Often described as the voice of Gen Z, it’s apt that her only planned UK shows this year are at Reading and Leeds. Unlike other festivals, the average age here is such that over the weekend a 27-year-old woman at Reading went viral for a TikTok video in which she admitted feeling so old she couldn’t face leaving her tent.
Arriving onstage at Leeds in red and blue baggy sportswear and a star-spangled beanie, Eilish immediately seemed at ease, switching from the gothic flourishes of “Bury a Friend”, from her 2019 debut album When We All Fall Asleep, Where Do We Go? to post-fame fables such as “NDA” and the outstanding “Therefore I Am”, from 2021’s follow-up Happier than Ever. These spare, sinuous songs were noticeably more muscular and upbeat than on that record, on which at times Eilish sounded almost defeated by the onset of early superstardom.

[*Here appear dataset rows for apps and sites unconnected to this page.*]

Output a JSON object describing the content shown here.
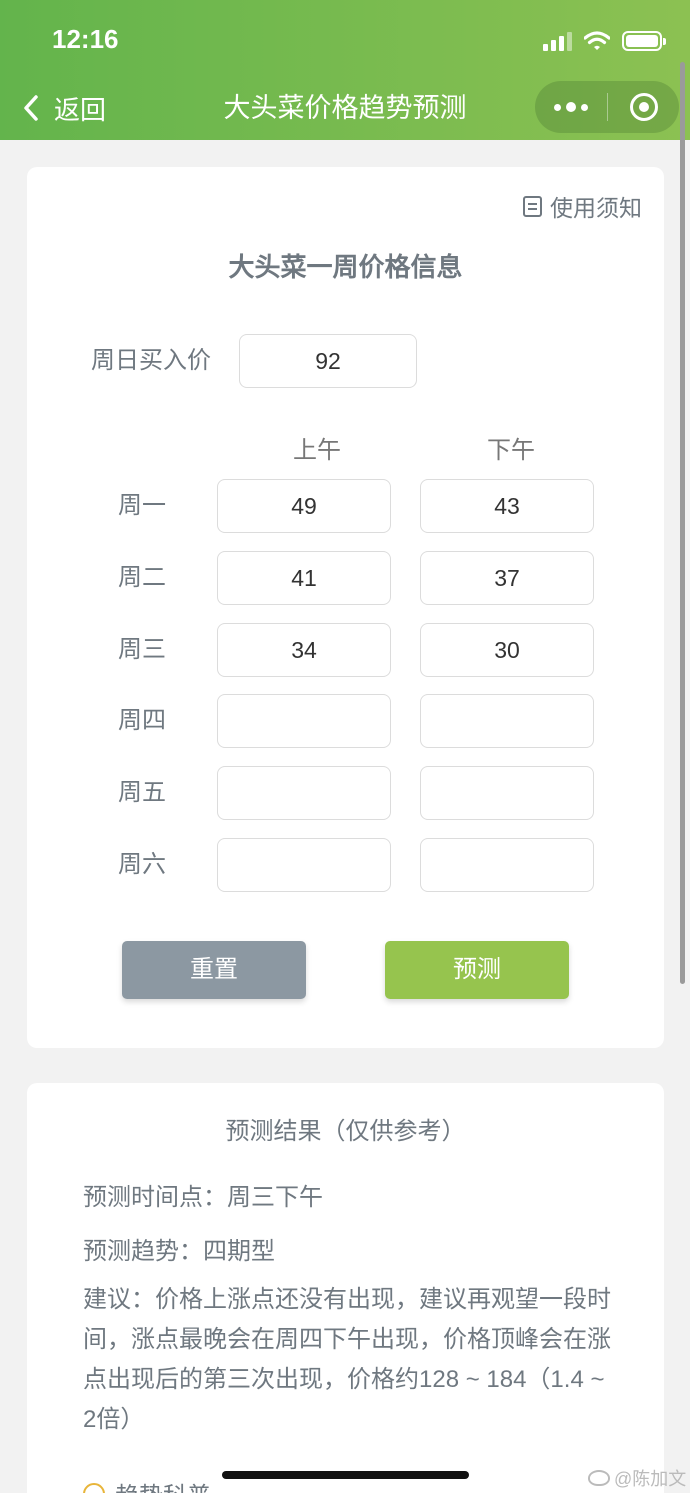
{
  "status_bar": {
    "time": "12:16"
  },
  "nav": {
    "back_label": "返回",
    "title": "大头菜价格趋势预测"
  },
  "card": {
    "notice_label": "使用须知",
    "title": "大头菜一周价格信息",
    "sunday_label": "周日买入价",
    "sunday_value": "92",
    "col_am": "上午",
    "col_pm": "下午",
    "rows": [
      {
        "day": "周一",
        "am": "49",
        "pm": "43"
      },
      {
        "day": "周二",
        "am": "41",
        "pm": "37"
      },
      {
        "day": "周三",
        "am": "34",
        "pm": "30"
      },
      {
        "day": "周四",
        "am": "",
        "pm": ""
      },
      {
        "day": "周五",
        "am": "",
        "pm": ""
      },
      {
        "day": "周六",
        "am": "",
        "pm": ""
      }
    ],
    "reset_label": "重置",
    "predict_label": "预测"
  },
  "result": {
    "title": "预测结果（仅供参考）",
    "time_point": "预测时间点：周三下午",
    "trend": "预测趋势：四期型",
    "advice": "建议：价格上涨点还没有出现，建议再观望一段时间，涨点最晚会在周四下午出现，价格顶峰会在涨点出现后的第三次出现，价格约128 ~ 184（1.4 ~ 2倍）",
    "extra_label": "趋势科普"
  },
  "watermark": "@陈加文",
  "colors": {
    "header_start": "#63b44c",
    "header_end": "#8cc152",
    "predict_button": "#96c44e",
    "reset_button": "#8c98a2"
  }
}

Teenage girls made up the majority of the hardcore fans. When Eilish walked towards them, a high-pitched chant of “Billie, Billie” went up. But this was as close as things got to a singalong festival gig. For a huge show, it felt almost intimate, an outdoor arena turned into a teenager’s bedroom. This was highlighted by an acoustic interlude in which Eilish’s brother and co-songwriter Finneas pulled up a stool for a superb version of the damning “Your Power”.
Unsurprisingly, the biggest cheer was for “What Was I Made For?” from the recent Barbie movie soundtrack. Eilish, who wrote her first song at 11, seems to have answered this question at a precociously young age, but she has spoken of how this particular song was born out of a recent period of creative self-doubt. Throughout the show she offered advice to her young audience, using her platform to boost them. “I hope you feel safe,” she said.
The mood was relaxed, even after a final barrage of songs that included “Bad Guy” and the thunderous heavy metal finale of “Happier than Ever”. Eilish climbed down into the pit to go walkabout with the fans, seemingly as happy to hug them as they were to get close to her.
The next day was topped off by another young headliner, Geordie rocker Sam Fender, who showcased songs from his excellent 2021 album Seventeen Going Under. As he savoured the moment, he recalled how, as an 18-year-old, he had been in the Leeds audience watching his heroes. “I remember thinking, ‘I wish I could do that as a job’.”
Both performances were a reminder that ushering in a new wave of big acts is not just about increasing diversity but crucial for the future of the music industry.